►

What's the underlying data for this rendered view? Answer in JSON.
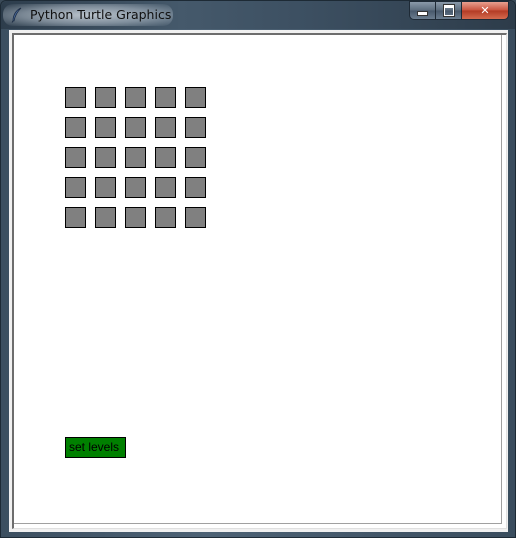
{
  "window": {
    "title": "Python Turtle Graphics",
    "icon": "feather-icon"
  },
  "title_buttons": {
    "minimize": "minimize-icon",
    "maximize": "maximize-icon",
    "close": "close-icon",
    "close_glyph": "✕"
  },
  "canvas": {
    "background": "#ffffff",
    "tile_grid": {
      "rows": 5,
      "columns": 5,
      "tile_color": "#808080",
      "outline_color": "#000000"
    },
    "button": {
      "label": "set levels",
      "color": "#008000"
    }
  }
}
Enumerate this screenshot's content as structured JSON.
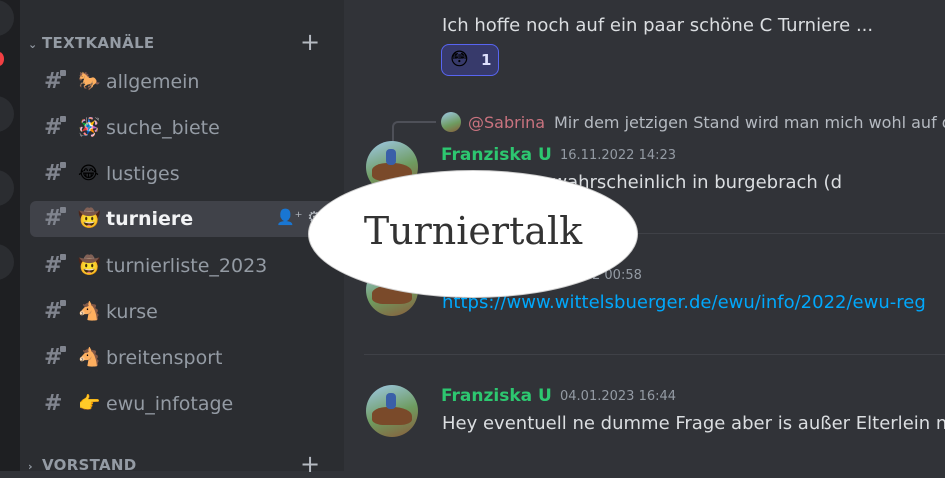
{
  "sidebar": {
    "category_text": {
      "label": "TEXTKANÄLE",
      "add_label": "+"
    },
    "channels": [
      {
        "emoji": "🐎",
        "name": "allgemein",
        "active": false
      },
      {
        "emoji": "🪅",
        "name": "suche_biete",
        "active": false
      },
      {
        "emoji": "😂",
        "name": "lustiges",
        "active": false
      },
      {
        "emoji": "🤠",
        "name": "turniere",
        "active": true
      },
      {
        "emoji": "🤠",
        "name": "turnierliste_2023",
        "active": false
      },
      {
        "emoji": "🐴",
        "name": "kurse",
        "active": false
      },
      {
        "emoji": "🐴",
        "name": "breitensport",
        "active": false
      },
      {
        "emoji": "👉",
        "name": "ewu_infotage",
        "active": false
      }
    ],
    "category_vorstand": {
      "label": "VORSTAND",
      "add_label": "+"
    },
    "channel_icons": {
      "invite": "add-member-icon",
      "settings": "gear-icon"
    }
  },
  "messages": {
    "m1": {
      "text": "Ich hoffe noch auf ein paar schöne C Turniere ...",
      "reaction": {
        "emoji": "😳",
        "count": "1"
      }
    },
    "m2": {
      "reply_author": "@Sabrina",
      "reply_text": "Mir dem jetzigen Stand wird man mich wohl auf d",
      "author": "Franziska U",
      "timestamp": "16.11.2022 14:23",
      "text": "hen wir uns wahrscheinlich in burgebrach (d"
    },
    "m3": {
      "timestamp": "2 00:58",
      "link": "https://www.wittelsbuerger.de/ewu/info/2022/ewu-reg"
    },
    "m4": {
      "author": "Franziska U",
      "timestamp": "04.01.2023 16:44",
      "text": "Hey eventuell ne dumme Frage aber is außer Elterlein n"
    }
  },
  "overlay": {
    "label": "Turniertalk"
  },
  "colors": {
    "author": "#2dc770",
    "link": "#00a8fc",
    "mention": "#c9737f",
    "accent": "#5865f2"
  }
}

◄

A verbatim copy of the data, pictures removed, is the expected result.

▶ _Solution for this task_:
What's the underlying data for this rendered view? Answer in JSON.
{
  "window": {
    "title": "Python Turtle Graphics",
    "icon": "feather-icon"
  },
  "title_buttons": {
    "minimize": "minimize-icon",
    "maximize": "maximize-icon",
    "close": "close-icon",
    "close_glyph": "✕"
  },
  "canvas": {
    "background": "#ffffff",
    "tile_grid": {
      "rows": 5,
      "columns": 5,
      "tile_color": "#808080",
      "outline_color": "#000000"
    },
    "button": {
      "label": "set levels",
      "color": "#008000"
    }
  }
}
Enumerate this screenshot's content as structured JSON.
{
  "sidebar": {
    "category_text": {
      "label": "TEXTKANÄLE",
      "add_label": "+"
    },
    "channels": [
      {
        "emoji": "🐎",
        "name": "allgemein",
        "active": false
      },
      {
        "emoji": "🪅",
        "name": "suche_biete",
        "active": false
      },
      {
        "emoji": "😂",
        "name": "lustiges",
        "active": false
      },
      {
        "emoji": "🤠",
        "name": "turniere",
        "active": true
      },
      {
        "emoji": "🤠",
        "name": "turnierliste_2023",
        "active": false
      },
      {
        "emoji": "🐴",
        "name": "kurse",
        "active": false
      },
      {
        "emoji": "🐴",
        "name": "breitensport",
        "active": false
      },
      {
        "emoji": "👉",
        "name": "ewu_infotage",
        "active": false
      }
    ],
    "category_vorstand": {
      "label": "VORSTAND",
      "add_label": "+"
    },
    "channel_icons": {
      "invite": "add-member-icon",
      "settings": "gear-icon"
    }
  },
  "messages": {
    "m1": {
      "text": "Ich hoffe noch auf ein paar schöne C Turniere ...",
      "reaction": {
        "emoji": "😳",
        "count": "1"
      }
    },
    "m2": {
      "reply_author": "@Sabrina",
      "reply_text": "Mir dem jetzigen Stand wird man mich wohl auf d",
      "author": "Franziska U",
      "timestamp": "16.11.2022 14:23",
      "text": "hen wir uns wahrscheinlich in burgebrach (d"
    },
    "m3": {
      "timestamp": "2 00:58",
      "link": "https://www.wittelsbuerger.de/ewu/info/2022/ewu-reg"
    },
    "m4": {
      "author": "Franziska U",
      "timestamp": "04.01.2023 16:44",
      "text": "Hey eventuell ne dumme Frage aber is außer Elterlein n"
    }
  },
  "overlay": {
    "label": "Turniertalk"
  },
  "colors": {
    "author": "#2dc770",
    "link": "#00a8fc",
    "mention": "#c9737f",
    "accent": "#5865f2"
  }
}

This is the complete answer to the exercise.